PROBLEM TO SOLVE
Work out how many lines in the data hold the string "title". Reply with only that number.

PROVIDED RECORDS
--------------------
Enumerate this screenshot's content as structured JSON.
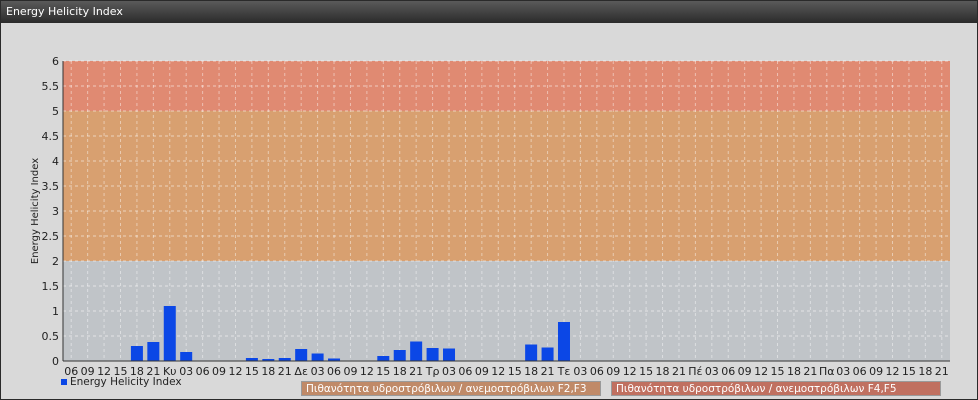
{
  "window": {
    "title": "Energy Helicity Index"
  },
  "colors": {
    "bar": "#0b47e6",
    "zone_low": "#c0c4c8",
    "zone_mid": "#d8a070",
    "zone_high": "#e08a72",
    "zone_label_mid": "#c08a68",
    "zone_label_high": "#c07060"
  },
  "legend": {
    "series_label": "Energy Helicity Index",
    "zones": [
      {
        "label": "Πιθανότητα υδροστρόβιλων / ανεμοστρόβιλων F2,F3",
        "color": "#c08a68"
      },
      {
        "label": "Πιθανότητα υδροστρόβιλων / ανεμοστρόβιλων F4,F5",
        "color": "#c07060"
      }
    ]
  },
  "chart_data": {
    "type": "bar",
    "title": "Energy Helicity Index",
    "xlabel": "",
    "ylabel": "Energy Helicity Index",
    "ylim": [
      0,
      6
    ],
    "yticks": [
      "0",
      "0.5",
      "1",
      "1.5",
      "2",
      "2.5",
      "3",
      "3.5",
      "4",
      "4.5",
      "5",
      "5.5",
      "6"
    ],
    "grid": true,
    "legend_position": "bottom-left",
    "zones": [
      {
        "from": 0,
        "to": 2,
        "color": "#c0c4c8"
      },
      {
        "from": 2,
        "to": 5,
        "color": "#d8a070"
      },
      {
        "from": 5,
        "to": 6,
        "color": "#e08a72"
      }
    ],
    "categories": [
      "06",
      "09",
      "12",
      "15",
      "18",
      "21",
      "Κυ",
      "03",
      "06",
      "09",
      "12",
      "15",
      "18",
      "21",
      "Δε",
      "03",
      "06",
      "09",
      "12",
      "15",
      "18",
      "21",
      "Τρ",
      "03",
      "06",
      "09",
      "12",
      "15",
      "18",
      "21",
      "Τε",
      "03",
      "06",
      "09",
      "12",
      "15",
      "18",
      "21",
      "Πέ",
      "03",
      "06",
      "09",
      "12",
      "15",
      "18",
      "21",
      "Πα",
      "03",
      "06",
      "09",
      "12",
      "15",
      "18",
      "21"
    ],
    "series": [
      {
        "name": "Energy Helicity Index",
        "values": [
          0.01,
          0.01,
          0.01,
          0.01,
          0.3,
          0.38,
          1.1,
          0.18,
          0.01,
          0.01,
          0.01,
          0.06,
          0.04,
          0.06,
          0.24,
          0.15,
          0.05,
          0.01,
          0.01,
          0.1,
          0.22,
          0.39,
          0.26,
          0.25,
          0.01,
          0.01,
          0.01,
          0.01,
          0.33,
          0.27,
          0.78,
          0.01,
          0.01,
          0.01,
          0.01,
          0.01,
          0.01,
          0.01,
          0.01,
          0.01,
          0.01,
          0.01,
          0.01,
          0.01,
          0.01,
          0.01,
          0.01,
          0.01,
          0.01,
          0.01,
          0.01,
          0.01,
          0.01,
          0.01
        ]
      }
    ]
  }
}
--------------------
WRITTEN ANSWER
2